- WHAT IS REQUIRED:
The lines to print are the one containing "Parse this screenshot: output" and every line after it through the end of the entries below. Print them exactly and nothing else.

___ DATA PROVIDED

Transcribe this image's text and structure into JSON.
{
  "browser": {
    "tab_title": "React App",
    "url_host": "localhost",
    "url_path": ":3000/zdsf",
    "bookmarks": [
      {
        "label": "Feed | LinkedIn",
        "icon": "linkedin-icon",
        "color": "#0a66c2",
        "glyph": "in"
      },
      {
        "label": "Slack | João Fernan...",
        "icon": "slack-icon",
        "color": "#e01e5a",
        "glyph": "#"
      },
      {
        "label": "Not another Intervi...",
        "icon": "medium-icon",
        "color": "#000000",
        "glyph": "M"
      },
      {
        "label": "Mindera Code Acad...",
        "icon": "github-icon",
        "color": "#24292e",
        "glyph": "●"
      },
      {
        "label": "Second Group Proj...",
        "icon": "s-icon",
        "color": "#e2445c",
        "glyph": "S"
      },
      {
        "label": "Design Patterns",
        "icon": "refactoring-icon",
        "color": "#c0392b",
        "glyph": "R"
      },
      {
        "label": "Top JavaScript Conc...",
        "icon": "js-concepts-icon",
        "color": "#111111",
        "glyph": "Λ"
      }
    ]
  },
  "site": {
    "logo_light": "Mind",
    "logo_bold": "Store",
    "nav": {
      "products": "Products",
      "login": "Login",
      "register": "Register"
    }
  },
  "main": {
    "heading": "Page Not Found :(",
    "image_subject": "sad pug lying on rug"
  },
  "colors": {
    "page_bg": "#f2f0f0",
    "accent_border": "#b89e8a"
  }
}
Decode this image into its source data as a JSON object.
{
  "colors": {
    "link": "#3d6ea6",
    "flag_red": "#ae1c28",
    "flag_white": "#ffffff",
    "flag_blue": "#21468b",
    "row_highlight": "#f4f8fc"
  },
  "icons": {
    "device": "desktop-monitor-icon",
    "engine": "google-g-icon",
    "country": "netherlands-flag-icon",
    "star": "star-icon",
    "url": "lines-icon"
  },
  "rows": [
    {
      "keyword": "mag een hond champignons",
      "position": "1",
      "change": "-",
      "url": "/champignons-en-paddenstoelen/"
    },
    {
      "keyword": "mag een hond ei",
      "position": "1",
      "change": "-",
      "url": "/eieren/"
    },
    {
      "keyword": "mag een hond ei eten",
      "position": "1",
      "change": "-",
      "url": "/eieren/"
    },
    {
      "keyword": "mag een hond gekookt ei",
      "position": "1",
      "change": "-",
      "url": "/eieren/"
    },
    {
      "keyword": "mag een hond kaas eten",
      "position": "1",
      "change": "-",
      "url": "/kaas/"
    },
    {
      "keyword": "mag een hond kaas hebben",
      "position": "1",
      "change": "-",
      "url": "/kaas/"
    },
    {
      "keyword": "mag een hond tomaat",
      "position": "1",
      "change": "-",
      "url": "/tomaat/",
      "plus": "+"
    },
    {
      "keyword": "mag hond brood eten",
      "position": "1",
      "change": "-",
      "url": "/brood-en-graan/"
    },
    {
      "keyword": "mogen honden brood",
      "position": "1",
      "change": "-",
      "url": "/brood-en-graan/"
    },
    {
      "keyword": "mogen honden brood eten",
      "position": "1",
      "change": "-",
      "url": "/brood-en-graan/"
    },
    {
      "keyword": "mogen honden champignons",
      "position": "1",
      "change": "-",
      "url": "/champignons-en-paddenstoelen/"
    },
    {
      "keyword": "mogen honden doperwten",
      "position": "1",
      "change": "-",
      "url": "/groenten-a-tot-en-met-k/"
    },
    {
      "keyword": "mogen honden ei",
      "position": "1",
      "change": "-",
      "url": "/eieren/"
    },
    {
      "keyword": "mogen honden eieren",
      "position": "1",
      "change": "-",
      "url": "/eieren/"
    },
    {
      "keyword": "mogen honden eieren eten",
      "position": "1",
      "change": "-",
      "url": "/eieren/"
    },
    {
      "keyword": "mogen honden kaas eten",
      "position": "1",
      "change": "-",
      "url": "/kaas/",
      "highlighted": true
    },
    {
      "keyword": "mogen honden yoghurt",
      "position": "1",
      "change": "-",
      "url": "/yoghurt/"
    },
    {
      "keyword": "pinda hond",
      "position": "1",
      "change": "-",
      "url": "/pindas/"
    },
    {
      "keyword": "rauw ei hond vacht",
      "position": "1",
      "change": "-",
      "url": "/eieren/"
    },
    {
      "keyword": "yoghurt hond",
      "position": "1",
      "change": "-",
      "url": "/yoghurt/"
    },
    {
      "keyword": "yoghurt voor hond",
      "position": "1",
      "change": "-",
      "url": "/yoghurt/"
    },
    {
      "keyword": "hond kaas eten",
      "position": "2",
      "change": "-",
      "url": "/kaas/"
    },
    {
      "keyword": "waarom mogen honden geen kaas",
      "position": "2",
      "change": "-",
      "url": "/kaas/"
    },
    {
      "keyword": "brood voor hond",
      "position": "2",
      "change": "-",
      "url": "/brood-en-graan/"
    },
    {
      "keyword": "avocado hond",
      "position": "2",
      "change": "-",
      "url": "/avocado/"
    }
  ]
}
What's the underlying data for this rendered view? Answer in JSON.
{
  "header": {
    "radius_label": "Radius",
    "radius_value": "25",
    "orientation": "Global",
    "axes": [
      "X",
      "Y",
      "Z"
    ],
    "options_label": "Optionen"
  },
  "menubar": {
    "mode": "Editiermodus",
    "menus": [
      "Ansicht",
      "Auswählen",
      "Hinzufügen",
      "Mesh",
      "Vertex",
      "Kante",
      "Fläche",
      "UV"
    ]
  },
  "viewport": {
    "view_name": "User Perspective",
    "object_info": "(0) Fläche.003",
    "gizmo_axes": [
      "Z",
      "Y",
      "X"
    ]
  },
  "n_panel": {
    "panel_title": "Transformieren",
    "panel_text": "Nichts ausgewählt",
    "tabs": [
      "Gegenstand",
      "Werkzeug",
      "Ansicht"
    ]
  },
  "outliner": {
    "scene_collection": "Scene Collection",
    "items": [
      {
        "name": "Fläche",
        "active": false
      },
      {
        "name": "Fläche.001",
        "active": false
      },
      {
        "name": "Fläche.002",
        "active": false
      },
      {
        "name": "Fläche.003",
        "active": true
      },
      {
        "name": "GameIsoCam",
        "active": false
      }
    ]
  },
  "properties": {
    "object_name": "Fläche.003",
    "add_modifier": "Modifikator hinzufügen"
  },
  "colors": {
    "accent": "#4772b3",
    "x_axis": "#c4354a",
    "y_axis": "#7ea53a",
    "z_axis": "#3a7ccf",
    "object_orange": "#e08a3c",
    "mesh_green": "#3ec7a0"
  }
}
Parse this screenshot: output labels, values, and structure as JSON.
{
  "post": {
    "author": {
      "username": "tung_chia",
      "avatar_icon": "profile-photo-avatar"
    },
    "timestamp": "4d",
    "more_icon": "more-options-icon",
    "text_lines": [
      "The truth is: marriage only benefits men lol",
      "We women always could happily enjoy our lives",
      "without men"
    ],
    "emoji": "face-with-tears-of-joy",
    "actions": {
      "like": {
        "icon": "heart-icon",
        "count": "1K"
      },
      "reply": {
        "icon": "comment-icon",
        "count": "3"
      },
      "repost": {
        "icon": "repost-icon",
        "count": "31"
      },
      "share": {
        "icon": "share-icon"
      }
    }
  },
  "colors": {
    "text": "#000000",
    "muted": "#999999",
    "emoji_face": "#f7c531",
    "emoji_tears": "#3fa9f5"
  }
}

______

- TASK SOLUTION:
Parse this screenshot: output labels, values, and structure as JSON.
{
  "post": {
    "author": {
      "username": "tung_chia",
      "avatar_icon": "profile-photo-avatar"
    },
    "timestamp": "4d",
    "more_icon": "more-options-icon",
    "text_lines": [
      "The truth is: marriage only benefits men lol",
      "We women always could happily enjoy our lives",
      "without men"
    ],
    "emoji": "face-with-tears-of-joy",
    "actions": {
      "like": {
        "icon": "heart-icon",
        "count": "1K"
      },
      "reply": {
        "icon": "comment-icon",
        "count": "3"
      },
      "repost": {
        "icon": "repost-icon",
        "count": "31"
      },
      "share": {
        "icon": "share-icon"
      }
    }
  },
  "colors": {
    "text": "#000000",
    "muted": "#999999",
    "emoji_face": "#f7c531",
    "emoji_tears": "#3fa9f5"
  }
}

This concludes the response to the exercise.